When patients are seen in the office, obviously we’ll take a history, perform physical exam and the key of course is doing a urinalysis or looking at the urine sample under the microscope. Some patients have only microscopic blood in their urine and yet many patients have visible blood or gross hematuria oftentimes with clots in the urine if the bleeding is fairly significant. After determining that a person indeed has blood in the urine and not some other problems such as a urinary infection, we will usually do further studies.
Normally, we’ll do some type of imaging which is most commonly a CAT scan. Typically, we’ll give x-ray or contrast to get a better idea about anatomy. Following x-rays, we’ll normally look in the bladder. Typically, we’ll do that in the office for diagnostic purposes. That’s called a cystoscopy and we’re really trying to just have visible evidence of a bladder tumor or bladder lesion. If we in fact document a lesion in the bladder or tumor, most of the time that looks like a polyp or a small mushroom but depending on the size and the presentation, it can actually be almost a flat type of abnormality of the bladder lining.

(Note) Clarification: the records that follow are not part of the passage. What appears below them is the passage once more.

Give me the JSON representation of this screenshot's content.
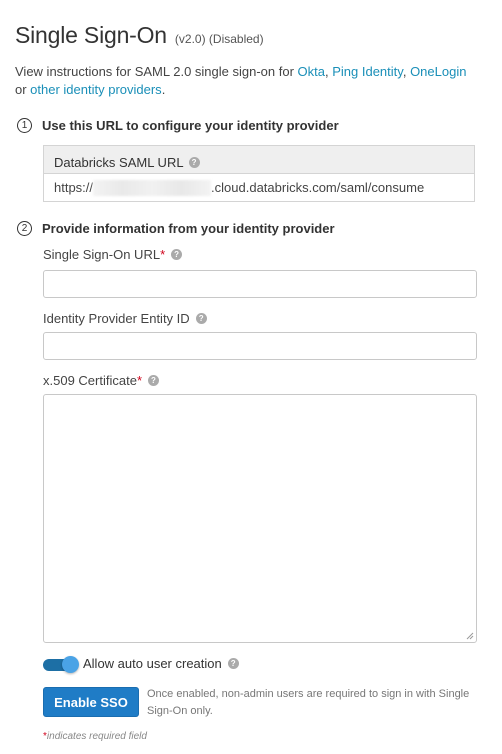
{
  "header": {
    "title": "Single Sign-On",
    "meta": "(v2.0) (Disabled)"
  },
  "intro": {
    "text_before": "View instructions for SAML 2.0 single sign-on for ",
    "link_okta": "Okta",
    "comma1": ", ",
    "link_ping": "Ping Identity",
    "comma2": ", ",
    "link_onelogin": "OneLogin",
    "text_or": " or ",
    "link_other": "other identity providers",
    "period": "."
  },
  "step1": {
    "number": "1",
    "title": "Use this URL to configure your identity provider",
    "box_label": "Databricks SAML URL",
    "url_prefix": "https://",
    "url_suffix": ".cloud.databricks.com/saml/consume"
  },
  "step2": {
    "number": "2",
    "title": "Provide information from your identity provider",
    "sso_url_label": "Single Sign-On URL",
    "sso_url_value": "",
    "entity_id_label": "Identity Provider Entity ID",
    "entity_id_value": "",
    "cert_label": "x.509 Certificate",
    "cert_value": "",
    "required_mark": "*"
  },
  "toggle": {
    "label": "Allow auto user creation",
    "checked": true
  },
  "action": {
    "button_label": "Enable SSO",
    "note": "Once enabled, non-admin users are required to sign in with Single Sign-On only."
  },
  "footnote": {
    "mark": "*",
    "text": "indicates required field"
  },
  "colors": {
    "link": "#1a8fb8",
    "primary_button": "#1f7cc6",
    "toggle_on": "#1d6fa5",
    "required": "#d0021b"
  },
  "icons": {
    "help": "question-circle-icon"
  }
}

Once a tumor is noted, the next step would be removal of that which can also be done with a scope but that typically requires general anesthesia often done in a surgery center or at the hospital and only after removal of the tumor will you document the fact that this is indeed cancer and there are several things on the pathology or biopsy report that are gonna determine the next step as far as treatment is concerned. Over 90% of bladder cancers are what are called urothelial carcinoma. The urothelium is the normal lining of the bladder, the cells that line the bladder and they become cancerous.
If the urothelial carcinoma is documented then the important things are is it in fact cancer? Yes. If it is cancer, what is the grade of the cancer? The grade has to do with how malignant are the cells so to speak. High grade cancers are potentially more dangerous and more likely to spread and then the other factor that’s very important as far as treatment is concerned is whether the cancer cells arise only from the lining of the bladder or whether there might be some roots or penetration into the bladder muscle wall and treatment would vary widely based on those findings.
The most common cause of bladder cancer is actually cigarette smoking and so normally the first question and/or advice to patients is certainly to stop smoking. The treatments of bladder cancer can vary widely. Superficial or low grade tumors may be completely removed by the biopsy. Higher grade tumors or tumors that have invasion into the bladder muscle are gonna require more aggressive therapy and that could involve major surgery including even removal of the bladder. Chemotherapy may be a part of the treatment before or after surgery to eradicate any disease that might be outside the bladder.
If you possibly have noticed blood in the urine on your own or have been informed by your primary doctor that there have been blood cells noted in the urine, it’s important to contact Northwoods Urology of Texas to arrange for a visit and further evaluation.